- Opening Delimiter -
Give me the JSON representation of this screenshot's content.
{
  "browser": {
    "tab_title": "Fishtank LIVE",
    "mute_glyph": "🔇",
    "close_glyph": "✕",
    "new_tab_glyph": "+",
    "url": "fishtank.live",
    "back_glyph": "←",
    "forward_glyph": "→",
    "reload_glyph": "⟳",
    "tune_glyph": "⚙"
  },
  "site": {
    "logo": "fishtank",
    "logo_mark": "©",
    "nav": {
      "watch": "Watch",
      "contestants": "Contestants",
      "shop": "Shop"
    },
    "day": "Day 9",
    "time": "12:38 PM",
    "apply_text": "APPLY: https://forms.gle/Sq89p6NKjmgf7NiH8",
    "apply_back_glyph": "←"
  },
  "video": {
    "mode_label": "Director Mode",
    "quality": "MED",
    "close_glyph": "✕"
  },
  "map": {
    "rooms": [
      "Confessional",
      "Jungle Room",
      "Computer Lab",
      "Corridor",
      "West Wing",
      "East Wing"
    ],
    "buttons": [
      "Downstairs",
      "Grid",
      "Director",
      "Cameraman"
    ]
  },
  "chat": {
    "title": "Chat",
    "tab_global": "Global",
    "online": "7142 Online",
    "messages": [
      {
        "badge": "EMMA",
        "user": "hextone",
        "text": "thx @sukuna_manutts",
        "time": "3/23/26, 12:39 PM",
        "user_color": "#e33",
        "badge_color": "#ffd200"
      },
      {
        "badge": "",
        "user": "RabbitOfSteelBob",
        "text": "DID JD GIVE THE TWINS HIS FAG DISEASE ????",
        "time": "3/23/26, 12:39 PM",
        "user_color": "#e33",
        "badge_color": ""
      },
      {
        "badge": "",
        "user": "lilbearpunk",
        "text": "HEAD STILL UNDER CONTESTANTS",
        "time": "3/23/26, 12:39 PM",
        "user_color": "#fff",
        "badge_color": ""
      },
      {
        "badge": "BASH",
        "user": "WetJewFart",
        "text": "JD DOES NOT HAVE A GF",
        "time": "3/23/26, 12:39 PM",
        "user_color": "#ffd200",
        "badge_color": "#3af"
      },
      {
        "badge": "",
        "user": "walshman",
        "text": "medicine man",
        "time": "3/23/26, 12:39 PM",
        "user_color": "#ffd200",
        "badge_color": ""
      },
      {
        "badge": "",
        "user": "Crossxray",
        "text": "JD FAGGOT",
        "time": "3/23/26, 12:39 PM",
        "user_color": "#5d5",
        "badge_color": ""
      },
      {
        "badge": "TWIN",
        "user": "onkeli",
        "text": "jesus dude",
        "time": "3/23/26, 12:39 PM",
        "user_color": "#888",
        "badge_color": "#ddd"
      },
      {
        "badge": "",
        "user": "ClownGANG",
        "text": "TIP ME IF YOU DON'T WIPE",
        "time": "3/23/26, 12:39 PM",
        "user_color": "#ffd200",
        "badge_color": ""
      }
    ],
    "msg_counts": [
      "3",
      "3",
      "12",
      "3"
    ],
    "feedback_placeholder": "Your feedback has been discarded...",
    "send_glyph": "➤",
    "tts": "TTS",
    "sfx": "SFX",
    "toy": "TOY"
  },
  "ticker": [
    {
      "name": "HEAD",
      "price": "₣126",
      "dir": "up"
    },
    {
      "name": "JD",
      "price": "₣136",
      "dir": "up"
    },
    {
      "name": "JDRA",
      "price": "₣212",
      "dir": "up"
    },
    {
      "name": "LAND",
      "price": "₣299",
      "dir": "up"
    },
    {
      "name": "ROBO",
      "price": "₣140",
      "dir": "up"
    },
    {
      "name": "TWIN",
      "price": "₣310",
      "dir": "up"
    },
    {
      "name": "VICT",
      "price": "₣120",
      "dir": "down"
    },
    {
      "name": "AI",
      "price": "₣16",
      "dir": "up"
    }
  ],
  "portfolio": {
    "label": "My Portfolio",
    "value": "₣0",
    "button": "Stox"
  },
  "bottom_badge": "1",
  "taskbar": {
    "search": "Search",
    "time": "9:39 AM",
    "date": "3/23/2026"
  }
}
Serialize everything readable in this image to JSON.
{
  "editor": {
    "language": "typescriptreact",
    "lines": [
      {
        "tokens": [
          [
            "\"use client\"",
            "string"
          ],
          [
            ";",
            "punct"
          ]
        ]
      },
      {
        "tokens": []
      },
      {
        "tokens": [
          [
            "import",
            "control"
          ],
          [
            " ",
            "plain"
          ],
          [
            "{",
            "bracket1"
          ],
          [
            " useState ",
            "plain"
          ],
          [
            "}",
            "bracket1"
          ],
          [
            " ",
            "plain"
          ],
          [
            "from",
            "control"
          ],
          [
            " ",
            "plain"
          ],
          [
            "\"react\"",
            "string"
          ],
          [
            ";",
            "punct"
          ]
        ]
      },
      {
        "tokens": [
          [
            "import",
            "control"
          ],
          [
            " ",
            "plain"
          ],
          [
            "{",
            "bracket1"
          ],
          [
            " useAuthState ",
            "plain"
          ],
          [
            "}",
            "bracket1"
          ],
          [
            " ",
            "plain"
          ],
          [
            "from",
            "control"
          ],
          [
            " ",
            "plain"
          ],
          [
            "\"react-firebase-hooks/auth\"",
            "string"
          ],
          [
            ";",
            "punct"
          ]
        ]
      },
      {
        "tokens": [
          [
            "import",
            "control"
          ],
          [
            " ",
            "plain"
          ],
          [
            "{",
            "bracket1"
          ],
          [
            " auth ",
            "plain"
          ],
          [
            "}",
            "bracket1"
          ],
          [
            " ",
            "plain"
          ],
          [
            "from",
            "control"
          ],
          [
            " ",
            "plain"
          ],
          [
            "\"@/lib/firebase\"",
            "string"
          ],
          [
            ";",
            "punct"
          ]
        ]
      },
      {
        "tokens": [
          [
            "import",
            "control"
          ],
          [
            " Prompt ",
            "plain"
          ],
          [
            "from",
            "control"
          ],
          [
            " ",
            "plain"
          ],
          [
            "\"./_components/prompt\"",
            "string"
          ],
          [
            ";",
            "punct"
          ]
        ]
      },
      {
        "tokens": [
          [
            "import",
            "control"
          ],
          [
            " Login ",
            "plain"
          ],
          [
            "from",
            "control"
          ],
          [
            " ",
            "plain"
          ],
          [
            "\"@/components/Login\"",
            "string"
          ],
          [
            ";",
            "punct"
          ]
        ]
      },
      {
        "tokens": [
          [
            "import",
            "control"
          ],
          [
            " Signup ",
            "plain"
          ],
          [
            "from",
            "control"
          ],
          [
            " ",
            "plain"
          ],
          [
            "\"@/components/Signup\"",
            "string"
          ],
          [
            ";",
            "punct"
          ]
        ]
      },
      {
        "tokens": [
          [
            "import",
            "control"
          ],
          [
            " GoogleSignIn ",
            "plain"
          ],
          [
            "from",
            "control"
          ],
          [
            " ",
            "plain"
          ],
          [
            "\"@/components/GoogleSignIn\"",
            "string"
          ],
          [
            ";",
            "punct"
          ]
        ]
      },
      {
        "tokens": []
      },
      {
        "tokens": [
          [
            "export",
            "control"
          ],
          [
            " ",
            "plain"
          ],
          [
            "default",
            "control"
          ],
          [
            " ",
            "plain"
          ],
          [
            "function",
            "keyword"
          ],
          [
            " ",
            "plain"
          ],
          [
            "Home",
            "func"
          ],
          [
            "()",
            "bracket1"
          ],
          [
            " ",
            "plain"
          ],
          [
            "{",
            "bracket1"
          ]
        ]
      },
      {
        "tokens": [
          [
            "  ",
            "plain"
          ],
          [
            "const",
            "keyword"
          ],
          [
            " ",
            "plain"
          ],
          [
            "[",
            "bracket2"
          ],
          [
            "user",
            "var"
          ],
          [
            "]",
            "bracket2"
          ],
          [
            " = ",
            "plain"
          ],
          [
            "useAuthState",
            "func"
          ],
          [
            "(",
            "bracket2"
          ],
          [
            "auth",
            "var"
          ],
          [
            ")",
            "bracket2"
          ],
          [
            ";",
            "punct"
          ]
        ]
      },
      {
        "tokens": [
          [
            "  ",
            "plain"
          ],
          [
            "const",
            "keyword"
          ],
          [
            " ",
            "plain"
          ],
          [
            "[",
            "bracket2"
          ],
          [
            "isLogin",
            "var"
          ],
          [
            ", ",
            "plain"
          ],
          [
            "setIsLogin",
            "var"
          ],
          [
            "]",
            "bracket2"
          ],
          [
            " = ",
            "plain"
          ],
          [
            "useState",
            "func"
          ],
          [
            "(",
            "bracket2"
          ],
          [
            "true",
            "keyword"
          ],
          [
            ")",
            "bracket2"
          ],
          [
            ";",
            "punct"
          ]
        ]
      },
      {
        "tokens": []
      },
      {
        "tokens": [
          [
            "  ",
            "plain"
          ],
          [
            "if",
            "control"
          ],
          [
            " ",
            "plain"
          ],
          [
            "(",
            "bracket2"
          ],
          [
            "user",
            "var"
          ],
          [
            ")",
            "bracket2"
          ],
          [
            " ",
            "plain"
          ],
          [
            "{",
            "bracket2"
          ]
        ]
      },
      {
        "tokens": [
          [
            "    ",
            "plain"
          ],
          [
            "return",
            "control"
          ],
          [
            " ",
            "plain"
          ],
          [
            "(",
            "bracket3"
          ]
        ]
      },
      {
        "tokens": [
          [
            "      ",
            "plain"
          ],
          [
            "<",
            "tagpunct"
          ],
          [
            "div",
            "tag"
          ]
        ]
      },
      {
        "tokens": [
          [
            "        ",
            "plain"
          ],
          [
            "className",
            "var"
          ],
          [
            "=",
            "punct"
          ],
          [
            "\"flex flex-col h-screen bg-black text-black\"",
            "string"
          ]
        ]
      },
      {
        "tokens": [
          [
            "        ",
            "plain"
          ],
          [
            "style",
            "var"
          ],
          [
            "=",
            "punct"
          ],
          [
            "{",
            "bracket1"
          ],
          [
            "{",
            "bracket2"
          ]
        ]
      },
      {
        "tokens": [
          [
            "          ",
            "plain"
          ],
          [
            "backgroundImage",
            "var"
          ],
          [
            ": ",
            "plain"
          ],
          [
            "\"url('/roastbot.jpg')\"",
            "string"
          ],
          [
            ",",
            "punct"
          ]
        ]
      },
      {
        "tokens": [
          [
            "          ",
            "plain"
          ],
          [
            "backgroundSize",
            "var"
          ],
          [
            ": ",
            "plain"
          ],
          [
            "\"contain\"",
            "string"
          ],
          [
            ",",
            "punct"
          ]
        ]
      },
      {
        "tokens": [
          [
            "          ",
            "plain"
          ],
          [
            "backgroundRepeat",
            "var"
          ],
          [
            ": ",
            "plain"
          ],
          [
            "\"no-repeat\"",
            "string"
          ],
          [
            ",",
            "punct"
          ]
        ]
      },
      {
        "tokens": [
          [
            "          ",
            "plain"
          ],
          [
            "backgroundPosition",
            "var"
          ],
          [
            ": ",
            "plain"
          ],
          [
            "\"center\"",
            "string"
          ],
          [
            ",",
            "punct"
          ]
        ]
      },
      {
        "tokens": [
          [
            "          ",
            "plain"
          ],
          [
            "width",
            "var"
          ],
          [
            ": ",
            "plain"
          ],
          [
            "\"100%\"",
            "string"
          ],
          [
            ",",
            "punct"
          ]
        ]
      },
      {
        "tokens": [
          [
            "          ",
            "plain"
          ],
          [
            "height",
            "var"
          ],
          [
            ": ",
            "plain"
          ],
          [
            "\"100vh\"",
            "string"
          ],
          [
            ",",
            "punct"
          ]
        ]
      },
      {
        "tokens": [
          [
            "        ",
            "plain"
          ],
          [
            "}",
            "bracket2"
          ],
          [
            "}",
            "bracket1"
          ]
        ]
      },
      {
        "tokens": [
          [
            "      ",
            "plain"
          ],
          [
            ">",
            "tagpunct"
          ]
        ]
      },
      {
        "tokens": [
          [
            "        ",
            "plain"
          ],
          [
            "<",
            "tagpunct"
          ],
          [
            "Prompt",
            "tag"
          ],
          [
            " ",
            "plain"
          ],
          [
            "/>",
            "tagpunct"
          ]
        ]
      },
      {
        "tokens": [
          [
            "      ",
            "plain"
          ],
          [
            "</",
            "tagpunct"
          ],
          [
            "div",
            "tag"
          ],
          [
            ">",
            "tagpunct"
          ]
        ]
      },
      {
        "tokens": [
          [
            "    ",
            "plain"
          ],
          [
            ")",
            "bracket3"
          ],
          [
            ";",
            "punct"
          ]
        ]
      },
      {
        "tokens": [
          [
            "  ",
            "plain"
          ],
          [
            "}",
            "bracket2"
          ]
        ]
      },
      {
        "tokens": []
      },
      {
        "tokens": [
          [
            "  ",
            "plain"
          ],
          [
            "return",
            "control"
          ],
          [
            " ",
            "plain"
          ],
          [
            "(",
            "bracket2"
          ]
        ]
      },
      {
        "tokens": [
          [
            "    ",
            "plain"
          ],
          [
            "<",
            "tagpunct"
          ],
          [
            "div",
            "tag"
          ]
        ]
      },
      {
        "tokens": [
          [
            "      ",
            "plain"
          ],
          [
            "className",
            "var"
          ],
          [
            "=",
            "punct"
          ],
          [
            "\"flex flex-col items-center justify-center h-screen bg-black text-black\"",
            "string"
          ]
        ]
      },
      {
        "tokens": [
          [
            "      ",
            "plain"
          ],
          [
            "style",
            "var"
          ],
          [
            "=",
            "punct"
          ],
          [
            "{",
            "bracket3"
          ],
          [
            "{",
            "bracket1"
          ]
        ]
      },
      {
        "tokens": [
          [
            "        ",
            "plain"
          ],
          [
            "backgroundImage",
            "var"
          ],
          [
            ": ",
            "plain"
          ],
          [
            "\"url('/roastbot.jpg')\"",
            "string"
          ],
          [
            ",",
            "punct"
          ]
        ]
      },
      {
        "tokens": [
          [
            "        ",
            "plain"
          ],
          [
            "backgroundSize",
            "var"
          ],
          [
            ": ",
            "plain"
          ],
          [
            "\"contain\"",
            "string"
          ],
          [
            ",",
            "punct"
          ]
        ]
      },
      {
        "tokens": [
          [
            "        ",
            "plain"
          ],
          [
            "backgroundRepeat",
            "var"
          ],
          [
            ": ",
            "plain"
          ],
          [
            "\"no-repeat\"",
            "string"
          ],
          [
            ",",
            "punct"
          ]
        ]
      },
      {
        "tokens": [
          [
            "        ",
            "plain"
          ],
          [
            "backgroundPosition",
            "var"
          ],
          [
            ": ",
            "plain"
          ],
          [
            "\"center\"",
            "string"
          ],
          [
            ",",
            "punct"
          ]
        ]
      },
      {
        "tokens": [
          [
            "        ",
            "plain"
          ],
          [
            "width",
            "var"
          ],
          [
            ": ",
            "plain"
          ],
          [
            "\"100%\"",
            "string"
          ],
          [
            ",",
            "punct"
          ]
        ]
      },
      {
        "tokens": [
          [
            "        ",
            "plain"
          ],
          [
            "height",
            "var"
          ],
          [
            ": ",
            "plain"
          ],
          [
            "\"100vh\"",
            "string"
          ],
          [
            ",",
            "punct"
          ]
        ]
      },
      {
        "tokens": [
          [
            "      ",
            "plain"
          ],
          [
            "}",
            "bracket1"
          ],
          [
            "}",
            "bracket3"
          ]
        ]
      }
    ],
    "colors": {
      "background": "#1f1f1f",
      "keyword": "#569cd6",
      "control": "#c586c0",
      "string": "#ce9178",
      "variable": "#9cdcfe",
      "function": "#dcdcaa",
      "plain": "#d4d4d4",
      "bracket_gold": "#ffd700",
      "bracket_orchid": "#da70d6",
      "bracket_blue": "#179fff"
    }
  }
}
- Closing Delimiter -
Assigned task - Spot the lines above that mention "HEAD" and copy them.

Solution to this problem -
        "text": "HEAD STILL UNDER CONTESTANTS",
      "name": "HEAD",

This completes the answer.